IBM Global Services
82 IBM Systems Virtualization: Servers, Storage, and Software
Back cover ®
Storage, and Software Redpaper ™
Covers the complete Businesses are moving forward with server and storage virtualization
projects and realizing the benefits. IBM offers the industry’s broadest INTERNATIONAL
IBM Systems platform
set of virtualization capabilities. The cross-platform virtualization, TECHNICAL
of servers, storage,
automation, and systems management solutions available from IBM SUPPORT
and software enable customers to access and manage resources simply and ORGANIZATION
dynamically for better asset utilization and reduced operating costs.
This paper serves as both an introduction to virtualization, as well as
available an overview of pertinent IBM hardware and software virtualization
virtualization offerings. We first introduce the concepts of virtualization and the
products and benefits of virtualizing your systems. We then describe virtualization BUILDING TECHNICAL
technology options for each of the IBM Systems platforms as well as software and INFORMATION BASED ON
storage technologies that are used to implement virtualization. PRACTICAL EXPERIENCE
Introduces This paper is suitable for people who want to expand their knowledge IBM Redbooks are developed
consolidation and of virtualization and what IBM can offer with its systems and software. by the IBM International
virtualization Technical Support
Organization. Experts from
techniques IBM, Customers and Partners
from around the world create
timely technical information

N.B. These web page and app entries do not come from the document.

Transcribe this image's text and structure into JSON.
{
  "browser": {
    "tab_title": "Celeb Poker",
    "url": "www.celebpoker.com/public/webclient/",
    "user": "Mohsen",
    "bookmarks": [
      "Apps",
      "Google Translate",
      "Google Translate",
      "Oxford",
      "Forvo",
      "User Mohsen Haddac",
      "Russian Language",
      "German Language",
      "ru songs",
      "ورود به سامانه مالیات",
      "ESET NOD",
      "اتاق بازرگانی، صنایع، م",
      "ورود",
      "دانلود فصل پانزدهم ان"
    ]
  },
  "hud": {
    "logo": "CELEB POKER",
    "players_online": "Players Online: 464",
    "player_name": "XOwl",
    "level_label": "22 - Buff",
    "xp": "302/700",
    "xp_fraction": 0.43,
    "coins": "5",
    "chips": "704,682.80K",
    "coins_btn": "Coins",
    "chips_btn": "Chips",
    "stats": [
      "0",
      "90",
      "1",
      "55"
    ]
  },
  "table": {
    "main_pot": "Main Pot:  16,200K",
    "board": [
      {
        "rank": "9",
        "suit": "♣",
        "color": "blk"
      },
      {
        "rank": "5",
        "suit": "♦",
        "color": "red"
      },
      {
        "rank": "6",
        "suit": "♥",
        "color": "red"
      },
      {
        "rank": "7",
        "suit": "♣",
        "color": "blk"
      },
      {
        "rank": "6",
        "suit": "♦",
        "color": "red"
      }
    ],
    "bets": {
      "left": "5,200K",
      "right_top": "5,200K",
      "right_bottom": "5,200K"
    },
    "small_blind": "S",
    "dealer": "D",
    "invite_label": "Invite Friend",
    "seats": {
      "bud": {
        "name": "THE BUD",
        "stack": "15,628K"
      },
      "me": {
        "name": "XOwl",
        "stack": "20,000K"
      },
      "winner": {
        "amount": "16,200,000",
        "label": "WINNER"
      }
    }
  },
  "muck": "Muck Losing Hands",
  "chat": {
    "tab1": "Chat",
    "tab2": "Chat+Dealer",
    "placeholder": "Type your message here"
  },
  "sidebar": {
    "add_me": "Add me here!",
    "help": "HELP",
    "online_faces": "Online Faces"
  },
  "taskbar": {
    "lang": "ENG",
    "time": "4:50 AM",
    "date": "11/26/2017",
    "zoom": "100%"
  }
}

based on realistic scenarios.
are provided to help you
implement IT solutions more
effectively in your
For more information: